(What needs to be done)
Could you retype the records word for word but without any pictures?
────────────────────
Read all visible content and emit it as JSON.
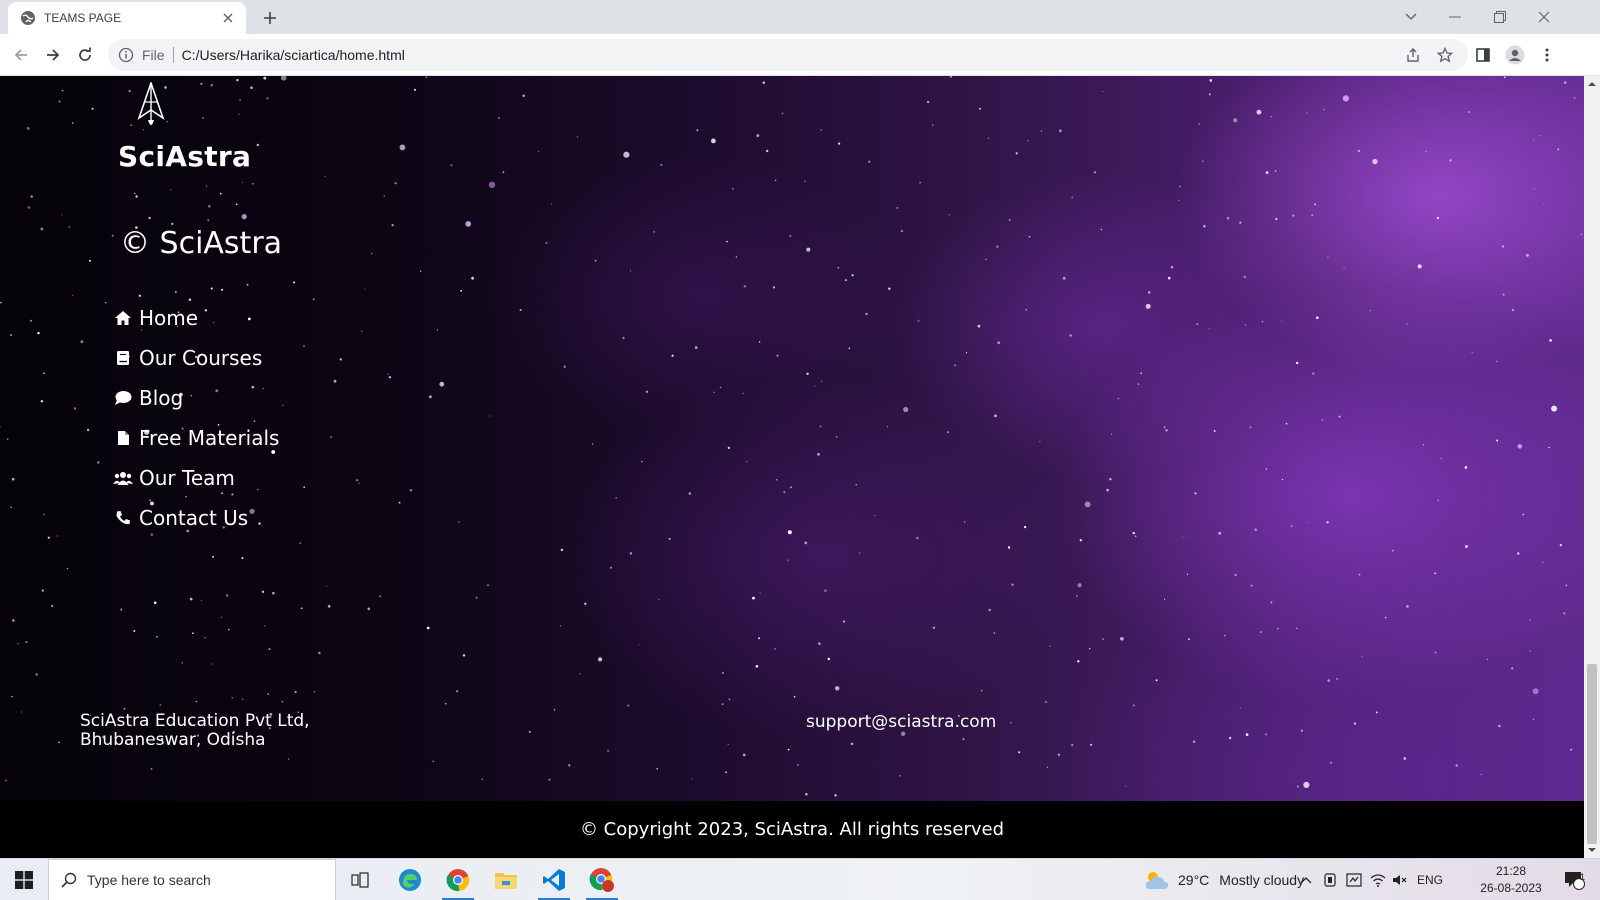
{
  "browser": {
    "tab_title": "TEAMS PAGE",
    "scheme_label": "File",
    "url": "C:/Users/Harika/sciartica/home.html"
  },
  "page": {
    "brand": "SciAstra",
    "copyright_line": "© SciAstra",
    "menu": [
      {
        "label": "Home",
        "icon": "home-icon"
      },
      {
        "label": "Our Courses",
        "icon": "book-icon"
      },
      {
        "label": "Blog",
        "icon": "comment-icon"
      },
      {
        "label": "Free Materials",
        "icon": "file-icon"
      },
      {
        "label": "Our Team",
        "icon": "users-icon"
      },
      {
        "label": "Contact Us",
        "icon": "phone-icon"
      }
    ],
    "address_line1": "SciAstra Education Pvt Ltd,",
    "address_line2": "Bhubaneswar, Odisha",
    "email": "support@sciastra.com",
    "footer": "© Copyright 2023, SciAstra. All rights reserved"
  },
  "taskbar": {
    "search_placeholder": "Type here to search",
    "temperature": "29°C",
    "weather": "Mostly cloudy",
    "language": "ENG",
    "time": "21:28",
    "date": "26-08-2023",
    "notification_count": "1"
  },
  "colors": {
    "space_dark": "#050208",
    "space_purple": "#5f2a8e",
    "footer_bg": "#000000",
    "text": "#ffffff",
    "accent_blue": "#2b7bd6"
  }
}
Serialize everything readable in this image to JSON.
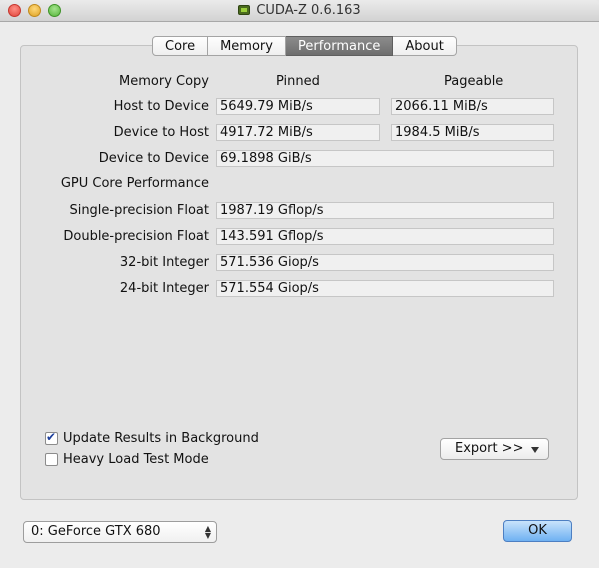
{
  "window": {
    "title": "CUDA-Z 0.6.163"
  },
  "tabs": [
    {
      "label": "Core",
      "active": false
    },
    {
      "label": "Memory",
      "active": false
    },
    {
      "label": "Performance",
      "active": true
    },
    {
      "label": "About",
      "active": false
    }
  ],
  "perf": {
    "memory_copy": "Memory Copy",
    "pinned": "Pinned",
    "pageable": "Pageable",
    "rows": [
      {
        "label": "Host to Device",
        "pinned": "5649.79 MiB/s",
        "pageable": "2066.11 MiB/s"
      },
      {
        "label": "Device to Host",
        "pinned": "4917.72 MiB/s",
        "pageable": "1984.5 MiB/s"
      },
      {
        "label": "Device to Device",
        "value": "69.1898 GiB/s"
      }
    ],
    "gpu_core": "GPU Core Performance",
    "core_rows": [
      {
        "label": "Single-precision Float",
        "value": "1987.19 Gflop/s"
      },
      {
        "label": "Double-precision Float",
        "value": "143.591 Gflop/s"
      },
      {
        "label": "32-bit Integer",
        "value": "571.536 Giop/s"
      },
      {
        "label": "24-bit Integer",
        "value": "571.554 Giop/s"
      }
    ]
  },
  "options": {
    "update_bg": {
      "label": "Update Results in Background",
      "checked": true
    },
    "heavy_load": {
      "label": "Heavy Load Test Mode",
      "checked": false
    }
  },
  "export_label": "Export >>",
  "device_select": "0: GeForce GTX 680",
  "ok_label": "OK",
  "icons": {
    "app": "cuda-z-icon",
    "check": "checkmark-icon",
    "dropdown": "triangle-down-icon",
    "updown": "up-down-arrows-icon"
  }
}
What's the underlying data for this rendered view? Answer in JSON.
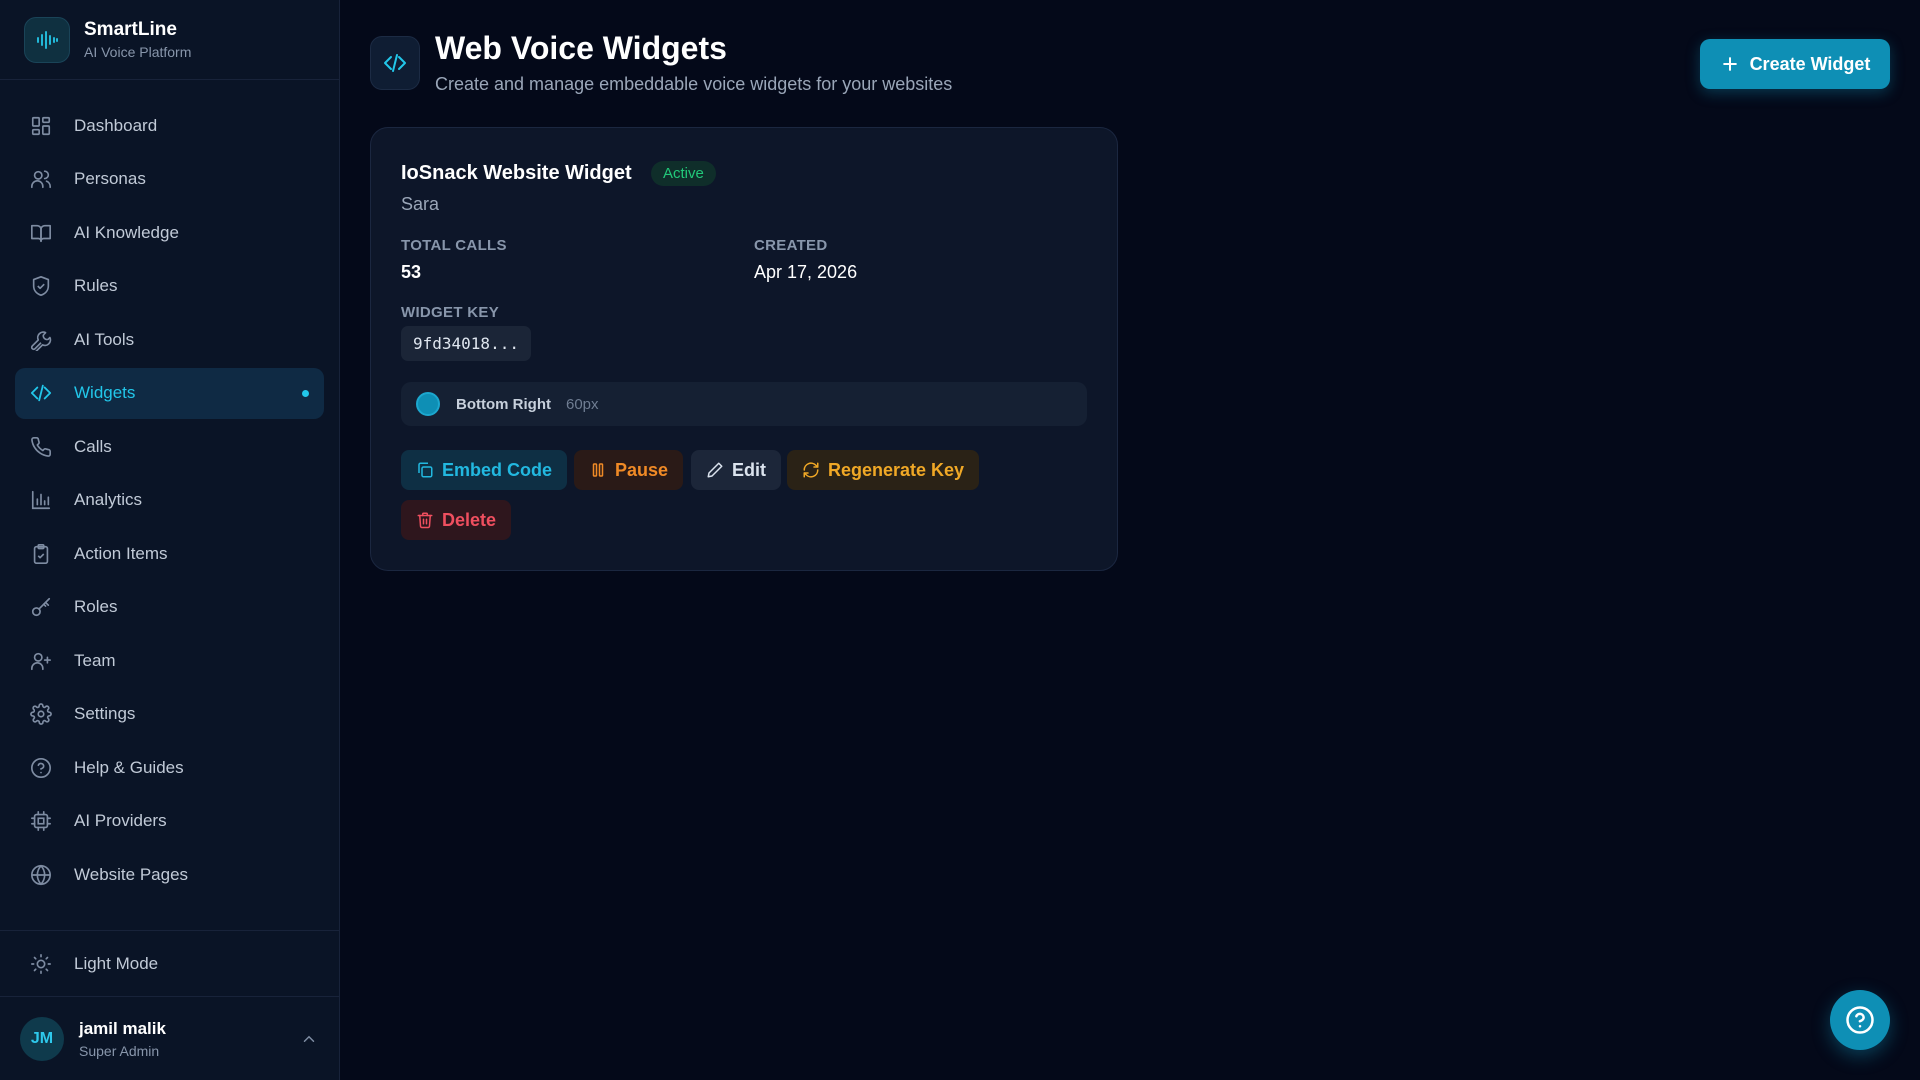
{
  "brand": {
    "name": "SmartLine",
    "subtitle": "AI Voice Platform"
  },
  "sidebar": {
    "items": [
      {
        "label": "Dashboard",
        "icon": "dashboard-icon"
      },
      {
        "label": "Personas",
        "icon": "users-icon"
      },
      {
        "label": "AI Knowledge",
        "icon": "book-icon"
      },
      {
        "label": "Rules",
        "icon": "shield-icon"
      },
      {
        "label": "AI Tools",
        "icon": "wrench-icon"
      },
      {
        "label": "Widgets",
        "icon": "code-icon",
        "active": true
      },
      {
        "label": "Calls",
        "icon": "phone-icon"
      },
      {
        "label": "Analytics",
        "icon": "bar-chart-icon"
      },
      {
        "label": "Action Items",
        "icon": "clipboard-icon"
      },
      {
        "label": "Roles",
        "icon": "key-icon"
      },
      {
        "label": "Team",
        "icon": "user-plus-icon"
      },
      {
        "label": "Settings",
        "icon": "gear-icon"
      },
      {
        "label": "Help & Guides",
        "icon": "help-circle-icon"
      },
      {
        "label": "AI Providers",
        "icon": "cpu-icon"
      },
      {
        "label": "Website Pages",
        "icon": "globe-icon"
      }
    ],
    "light_mode_label": "Light Mode"
  },
  "user": {
    "initials": "JM",
    "name": "jamil malik",
    "role": "Super Admin"
  },
  "header": {
    "title": "Web Voice Widgets",
    "subtitle": "Create and manage embeddable voice widgets for your websites",
    "create_button": "Create Widget"
  },
  "widget": {
    "name": "IoSnack Website Widget",
    "status": "Active",
    "persona": "Sara",
    "total_calls_label": "TOTAL CALLS",
    "total_calls": "53",
    "created_label": "CREATED",
    "created": "Apr 17, 2026",
    "key_label": "WIDGET KEY",
    "key": "9fd34018...",
    "position": "Bottom Right",
    "size": "60px",
    "actions": {
      "embed": "Embed Code",
      "pause": "Pause",
      "edit": "Edit",
      "regenerate": "Regenerate Key",
      "delete": "Delete"
    }
  },
  "colors": {
    "background": "#040919",
    "sidebar": "#0a1426",
    "accent": "#0e8fb5",
    "active_text": "#22c7ea",
    "status_green": "#22c87a",
    "pause_orange": "#f08a26",
    "delete_red": "#ef4f5f"
  }
}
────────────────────
(Finished exercise)
Read all visible content and emit it as JSON.
{
  "browser": {
    "tab_title": "TEAMS PAGE",
    "scheme_label": "File",
    "url": "C:/Users/Harika/sciartica/home.html"
  },
  "page": {
    "brand": "SciAstra",
    "copyright_line": "© SciAstra",
    "menu": [
      {
        "label": "Home",
        "icon": "home-icon"
      },
      {
        "label": "Our Courses",
        "icon": "book-icon"
      },
      {
        "label": "Blog",
        "icon": "comment-icon"
      },
      {
        "label": "Free Materials",
        "icon": "file-icon"
      },
      {
        "label": "Our Team",
        "icon": "users-icon"
      },
      {
        "label": "Contact Us",
        "icon": "phone-icon"
      }
    ],
    "address_line1": "SciAstra Education Pvt Ltd,",
    "address_line2": "Bhubaneswar, Odisha",
    "email": "support@sciastra.com",
    "footer": "© Copyright 2023, SciAstra. All rights reserved"
  },
  "taskbar": {
    "search_placeholder": "Type here to search",
    "temperature": "29°C",
    "weather": "Mostly cloudy",
    "language": "ENG",
    "time": "21:28",
    "date": "26-08-2023",
    "notification_count": "1"
  },
  "colors": {
    "space_dark": "#050208",
    "space_purple": "#5f2a8e",
    "footer_bg": "#000000",
    "text": "#ffffff",
    "accent_blue": "#2b7bd6"
  }
}
Serialize everything readable in this image to JSON.
{
  "window": {
    "title": "CUDA-Z 0.6.163"
  },
  "tabs": [
    {
      "label": "Core",
      "active": false
    },
    {
      "label": "Memory",
      "active": false
    },
    {
      "label": "Performance",
      "active": true
    },
    {
      "label": "About",
      "active": false
    }
  ],
  "perf": {
    "memory_copy": "Memory Copy",
    "pinned": "Pinned",
    "pageable": "Pageable",
    "rows": [
      {
        "label": "Host to Device",
        "pinned": "5649.79 MiB/s",
        "pageable": "2066.11 MiB/s"
      },
      {
        "label": "Device to Host",
        "pinned": "4917.72 MiB/s",
        "pageable": "1984.5 MiB/s"
      },
      {
        "label": "Device to Device",
        "value": "69.1898 GiB/s"
      }
    ],
    "gpu_core": "GPU Core Performance",
    "core_rows": [
      {
        "label": "Single-precision Float",
        "value": "1987.19 Gflop/s"
      },
      {
        "label": "Double-precision Float",
        "value": "143.591 Gflop/s"
      },
      {
        "label": "32-bit Integer",
        "value": "571.536 Giop/s"
      },
      {
        "label": "24-bit Integer",
        "value": "571.554 Giop/s"
      }
    ]
  },
  "options": {
    "update_bg": {
      "label": "Update Results in Background",
      "checked": true
    },
    "heavy_load": {
      "label": "Heavy Load Test Mode",
      "checked": false
    }
  },
  "export_label": "Export >>",
  "device_select": "0: GeForce GTX 680",
  "ok_label": "OK",
  "icons": {
    "app": "cuda-z-icon",
    "check": "checkmark-icon",
    "dropdown": "triangle-down-icon",
    "updown": "up-down-arrows-icon"
  }
}
What's the underlying data for this rendered view? Answer in JSON.
{
  "brand": {
    "name": "SmartLine",
    "subtitle": "AI Voice Platform"
  },
  "sidebar": {
    "items": [
      {
        "label": "Dashboard",
        "icon": "dashboard-icon"
      },
      {
        "label": "Personas",
        "icon": "users-icon"
      },
      {
        "label": "AI Knowledge",
        "icon": "book-icon"
      },
      {
        "label": "Rules",
        "icon": "shield-icon"
      },
      {
        "label": "AI Tools",
        "icon": "wrench-icon"
      },
      {
        "label": "Widgets",
        "icon": "code-icon",
        "active": true
      },
      {
        "label": "Calls",
        "icon": "phone-icon"
      },
      {
        "label": "Analytics",
        "icon": "bar-chart-icon"
      },
      {
        "label": "Action Items",
        "icon": "clipboard-icon"
      },
      {
        "label": "Roles",
        "icon": "key-icon"
      },
      {
        "label": "Team",
        "icon": "user-plus-icon"
      },
      {
        "label": "Settings",
        "icon": "gear-icon"
      },
      {
        "label": "Help & Guides",
        "icon": "help-circle-icon"
      },
      {
        "label": "AI Providers",
        "icon": "cpu-icon"
      },
      {
        "label": "Website Pages",
        "icon": "globe-icon"
      }
    ],
    "light_mode_label": "Light Mode"
  },
  "user": {
    "initials": "JM",
    "name": "jamil malik",
    "role": "Super Admin"
  },
  "header": {
    "title": "Web Voice Widgets",
    "subtitle": "Create and manage embeddable voice widgets for your websites",
    "create_button": "Create Widget"
  },
  "widget": {
    "name": "IoSnack Website Widget",
    "status": "Active",
    "persona": "Sara",
    "total_calls_label": "TOTAL CALLS",
    "total_calls": "53",
    "created_label": "CREATED",
    "created": "Apr 17, 2026",
    "key_label": "WIDGET KEY",
    "key": "9fd34018...",
    "position": "Bottom Right",
    "size": "60px",
    "actions": {
      "embed": "Embed Code",
      "pause": "Pause",
      "edit": "Edit",
      "regenerate": "Regenerate Key",
      "delete": "Delete"
    }
  },
  "colors": {
    "background": "#040919",
    "sidebar": "#0a1426",
    "accent": "#0e8fb5",
    "active_text": "#22c7ea",
    "status_green": "#22c87a",
    "pause_orange": "#f08a26",
    "delete_red": "#ef4f5f"
  }
}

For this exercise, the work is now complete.